- Problem to solve -
Which lines of the records contain the word "nodes"? Copy each one.
-----
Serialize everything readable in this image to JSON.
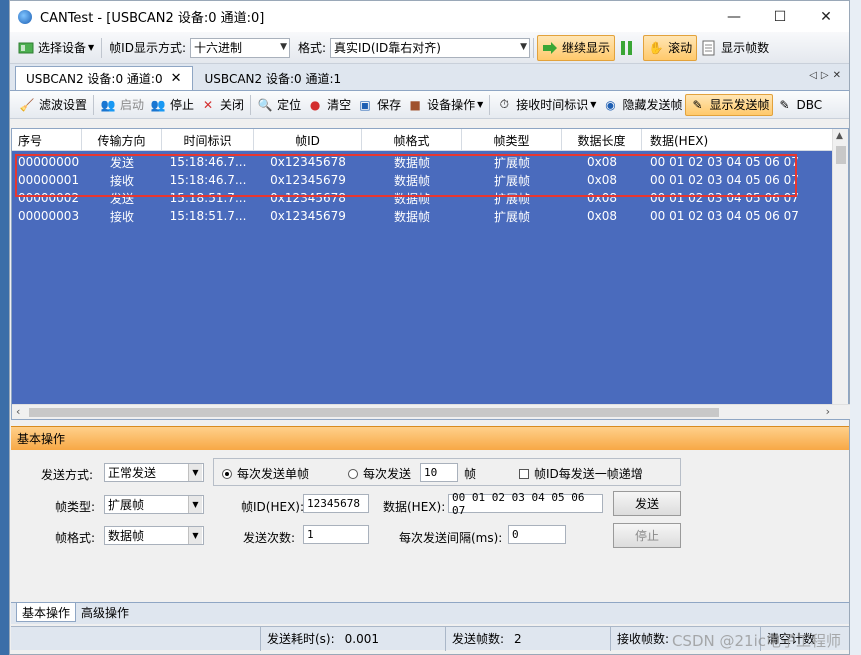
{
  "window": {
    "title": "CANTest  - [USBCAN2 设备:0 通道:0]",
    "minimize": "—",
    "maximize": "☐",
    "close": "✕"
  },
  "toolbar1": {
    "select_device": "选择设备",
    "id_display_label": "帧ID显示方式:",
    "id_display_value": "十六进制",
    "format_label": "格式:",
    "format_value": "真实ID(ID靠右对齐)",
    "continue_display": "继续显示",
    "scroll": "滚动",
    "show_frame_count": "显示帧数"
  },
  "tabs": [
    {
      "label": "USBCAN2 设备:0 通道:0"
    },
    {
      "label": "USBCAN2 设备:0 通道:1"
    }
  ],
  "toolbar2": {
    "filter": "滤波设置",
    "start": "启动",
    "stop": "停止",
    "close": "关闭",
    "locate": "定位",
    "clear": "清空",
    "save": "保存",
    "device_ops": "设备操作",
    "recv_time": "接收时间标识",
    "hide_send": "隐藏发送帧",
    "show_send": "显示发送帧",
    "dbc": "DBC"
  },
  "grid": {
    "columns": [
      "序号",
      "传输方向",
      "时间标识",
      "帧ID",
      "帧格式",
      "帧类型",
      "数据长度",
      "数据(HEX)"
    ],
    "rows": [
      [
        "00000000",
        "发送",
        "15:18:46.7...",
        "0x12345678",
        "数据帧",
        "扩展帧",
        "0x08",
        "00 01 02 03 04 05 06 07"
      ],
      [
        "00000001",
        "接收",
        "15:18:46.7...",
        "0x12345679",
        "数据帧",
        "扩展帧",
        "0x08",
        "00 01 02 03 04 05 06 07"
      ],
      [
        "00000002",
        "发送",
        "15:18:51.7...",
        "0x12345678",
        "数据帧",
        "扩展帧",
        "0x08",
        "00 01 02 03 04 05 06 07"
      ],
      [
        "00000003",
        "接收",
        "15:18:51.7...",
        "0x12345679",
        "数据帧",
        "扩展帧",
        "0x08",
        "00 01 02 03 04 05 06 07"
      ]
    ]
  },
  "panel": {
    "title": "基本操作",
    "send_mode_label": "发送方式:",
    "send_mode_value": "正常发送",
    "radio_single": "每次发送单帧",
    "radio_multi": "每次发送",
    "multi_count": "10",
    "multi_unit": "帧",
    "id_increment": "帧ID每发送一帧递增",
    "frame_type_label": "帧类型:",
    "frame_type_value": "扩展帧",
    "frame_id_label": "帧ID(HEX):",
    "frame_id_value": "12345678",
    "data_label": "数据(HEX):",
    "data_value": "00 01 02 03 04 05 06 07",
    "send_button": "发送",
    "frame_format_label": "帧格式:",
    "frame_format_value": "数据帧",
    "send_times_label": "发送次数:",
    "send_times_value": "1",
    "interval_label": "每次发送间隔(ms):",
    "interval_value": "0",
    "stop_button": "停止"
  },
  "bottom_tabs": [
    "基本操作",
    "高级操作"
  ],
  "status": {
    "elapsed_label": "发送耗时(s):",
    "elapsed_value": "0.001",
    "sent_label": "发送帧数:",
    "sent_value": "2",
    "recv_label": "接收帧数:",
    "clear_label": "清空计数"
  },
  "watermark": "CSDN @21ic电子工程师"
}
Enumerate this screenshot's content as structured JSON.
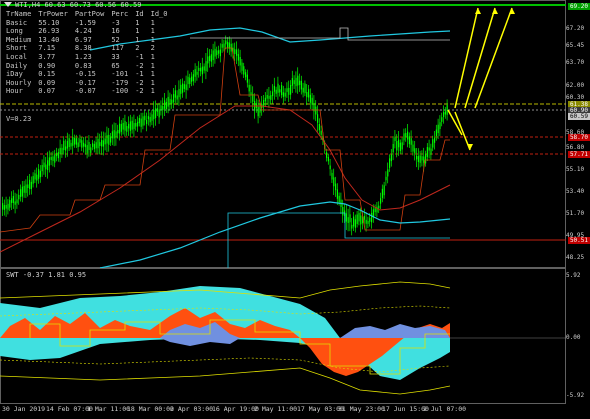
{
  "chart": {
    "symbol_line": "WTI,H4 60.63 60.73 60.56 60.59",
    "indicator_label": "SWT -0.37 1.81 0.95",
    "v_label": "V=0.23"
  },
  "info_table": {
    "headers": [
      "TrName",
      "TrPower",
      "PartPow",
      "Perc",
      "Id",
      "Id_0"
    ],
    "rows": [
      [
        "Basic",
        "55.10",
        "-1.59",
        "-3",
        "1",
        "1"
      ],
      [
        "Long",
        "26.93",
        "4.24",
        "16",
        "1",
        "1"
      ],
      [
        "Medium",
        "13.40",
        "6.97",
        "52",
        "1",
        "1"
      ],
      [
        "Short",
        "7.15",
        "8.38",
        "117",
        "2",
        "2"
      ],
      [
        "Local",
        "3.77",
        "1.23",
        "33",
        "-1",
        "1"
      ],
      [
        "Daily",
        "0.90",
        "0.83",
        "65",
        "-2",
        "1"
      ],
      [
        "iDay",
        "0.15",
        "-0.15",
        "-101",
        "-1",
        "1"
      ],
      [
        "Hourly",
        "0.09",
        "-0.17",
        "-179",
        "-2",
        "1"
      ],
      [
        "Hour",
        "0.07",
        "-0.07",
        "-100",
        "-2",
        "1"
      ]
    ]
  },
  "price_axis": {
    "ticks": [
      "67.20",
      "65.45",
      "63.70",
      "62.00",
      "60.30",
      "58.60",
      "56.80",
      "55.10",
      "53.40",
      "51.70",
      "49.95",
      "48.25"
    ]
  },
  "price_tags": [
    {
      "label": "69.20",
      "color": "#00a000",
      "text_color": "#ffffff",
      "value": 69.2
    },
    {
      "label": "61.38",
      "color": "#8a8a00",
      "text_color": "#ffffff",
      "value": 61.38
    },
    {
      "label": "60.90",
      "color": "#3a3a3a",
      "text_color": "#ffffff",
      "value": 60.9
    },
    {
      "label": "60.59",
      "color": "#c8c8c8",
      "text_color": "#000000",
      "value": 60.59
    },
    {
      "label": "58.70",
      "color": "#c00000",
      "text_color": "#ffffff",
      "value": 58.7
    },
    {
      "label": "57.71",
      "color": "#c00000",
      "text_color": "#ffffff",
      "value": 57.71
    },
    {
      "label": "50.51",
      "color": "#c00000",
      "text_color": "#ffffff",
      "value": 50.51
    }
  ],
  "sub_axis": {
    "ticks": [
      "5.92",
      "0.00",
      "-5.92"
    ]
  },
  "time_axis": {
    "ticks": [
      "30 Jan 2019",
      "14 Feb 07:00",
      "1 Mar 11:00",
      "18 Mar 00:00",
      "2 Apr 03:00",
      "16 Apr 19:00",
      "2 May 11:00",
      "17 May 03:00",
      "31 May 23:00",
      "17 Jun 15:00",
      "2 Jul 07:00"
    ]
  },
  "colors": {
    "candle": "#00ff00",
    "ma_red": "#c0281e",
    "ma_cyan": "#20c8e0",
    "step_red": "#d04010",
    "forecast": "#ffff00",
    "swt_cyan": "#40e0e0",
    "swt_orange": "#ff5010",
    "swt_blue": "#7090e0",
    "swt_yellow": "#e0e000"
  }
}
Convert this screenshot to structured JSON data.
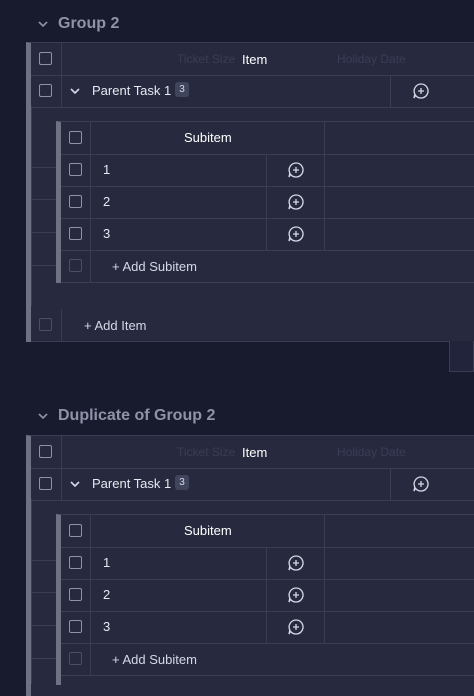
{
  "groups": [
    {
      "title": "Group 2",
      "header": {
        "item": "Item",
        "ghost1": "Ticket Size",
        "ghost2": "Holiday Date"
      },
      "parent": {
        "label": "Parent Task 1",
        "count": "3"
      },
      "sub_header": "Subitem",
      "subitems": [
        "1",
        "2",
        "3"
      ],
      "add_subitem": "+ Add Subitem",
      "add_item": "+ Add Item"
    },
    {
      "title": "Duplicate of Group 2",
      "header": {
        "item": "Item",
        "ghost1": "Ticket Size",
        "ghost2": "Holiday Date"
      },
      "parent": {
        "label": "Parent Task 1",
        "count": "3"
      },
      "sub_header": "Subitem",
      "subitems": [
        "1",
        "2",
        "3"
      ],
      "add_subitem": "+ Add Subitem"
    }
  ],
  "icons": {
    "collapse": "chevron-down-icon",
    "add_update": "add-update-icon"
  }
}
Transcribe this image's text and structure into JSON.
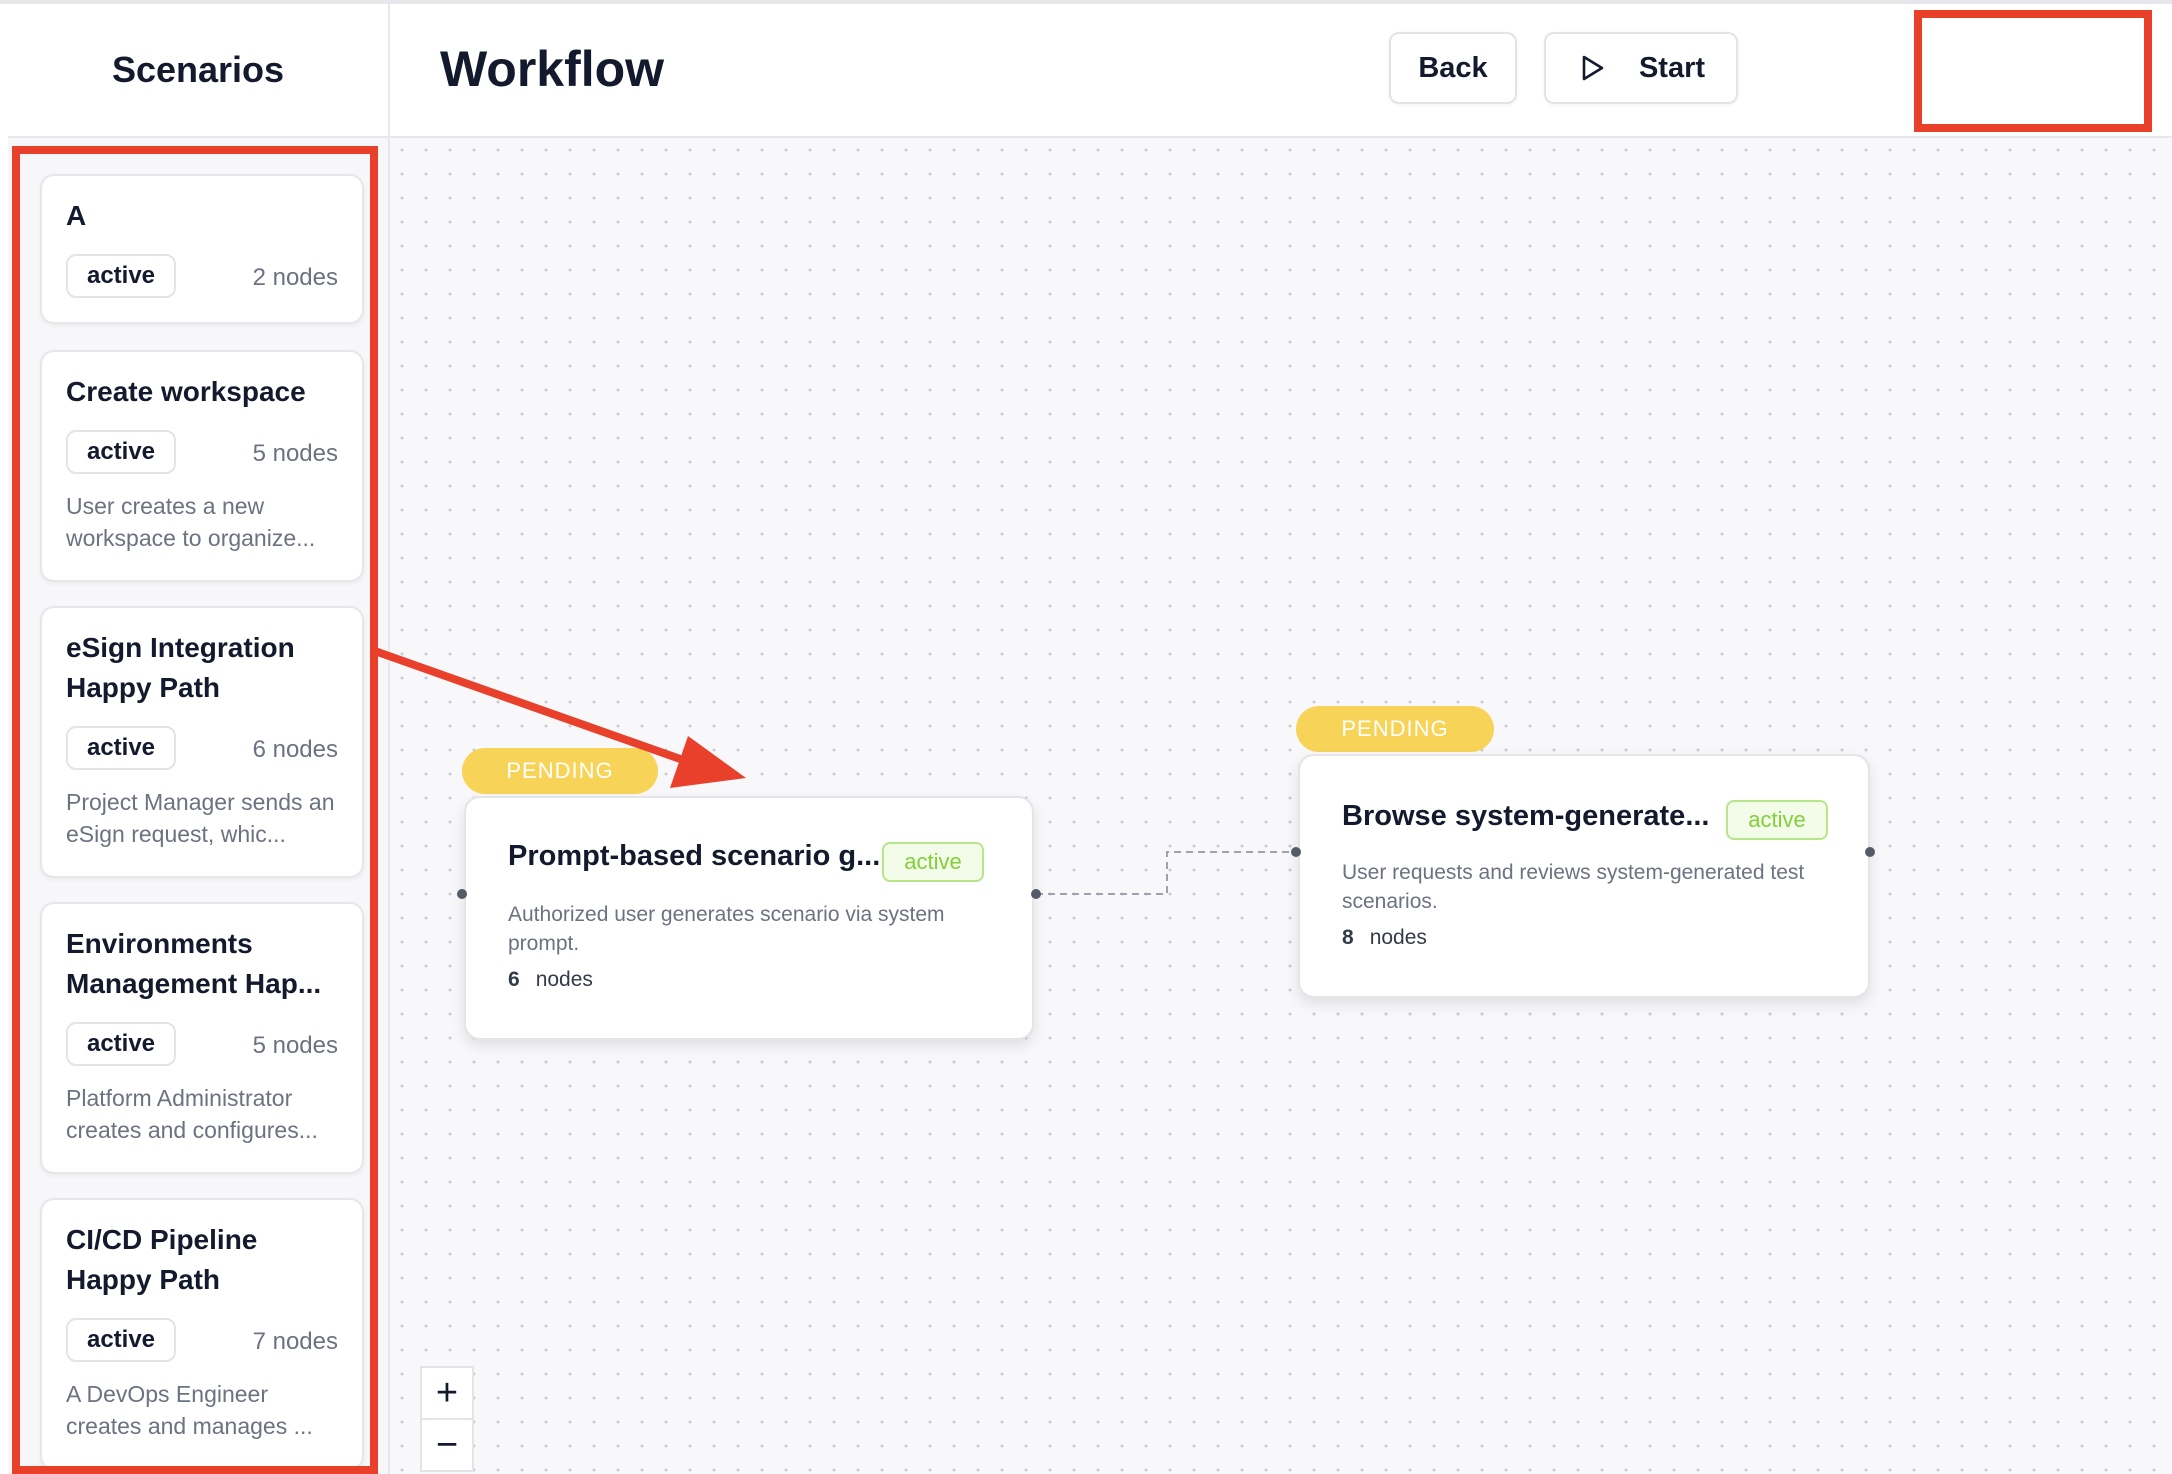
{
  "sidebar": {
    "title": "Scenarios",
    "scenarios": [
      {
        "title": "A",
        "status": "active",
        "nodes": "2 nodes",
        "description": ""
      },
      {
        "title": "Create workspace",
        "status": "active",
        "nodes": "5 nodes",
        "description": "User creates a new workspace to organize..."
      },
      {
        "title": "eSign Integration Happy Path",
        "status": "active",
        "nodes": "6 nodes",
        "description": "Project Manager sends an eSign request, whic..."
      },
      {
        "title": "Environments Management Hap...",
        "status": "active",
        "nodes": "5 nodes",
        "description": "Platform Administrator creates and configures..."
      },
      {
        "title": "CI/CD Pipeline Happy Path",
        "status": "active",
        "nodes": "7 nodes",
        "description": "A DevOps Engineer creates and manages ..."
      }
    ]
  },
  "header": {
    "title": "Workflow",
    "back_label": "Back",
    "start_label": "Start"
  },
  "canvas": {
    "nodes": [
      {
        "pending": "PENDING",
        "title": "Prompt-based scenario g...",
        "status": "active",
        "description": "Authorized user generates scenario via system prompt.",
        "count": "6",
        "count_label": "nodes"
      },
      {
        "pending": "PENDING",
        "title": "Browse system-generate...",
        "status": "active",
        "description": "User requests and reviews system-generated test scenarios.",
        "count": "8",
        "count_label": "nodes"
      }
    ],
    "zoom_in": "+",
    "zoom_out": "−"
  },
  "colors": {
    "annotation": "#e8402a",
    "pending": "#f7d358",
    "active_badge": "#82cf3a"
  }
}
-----
- Task solution -
        "nodes": "2 nodes",
        "nodes": "5 nodes",
        "nodes": "6 nodes",
        "nodes": "5 nodes",
        "nodes": "7 nodes",
    "nodes": [
        "count_label": "nodes"
        "count_label": "nodes"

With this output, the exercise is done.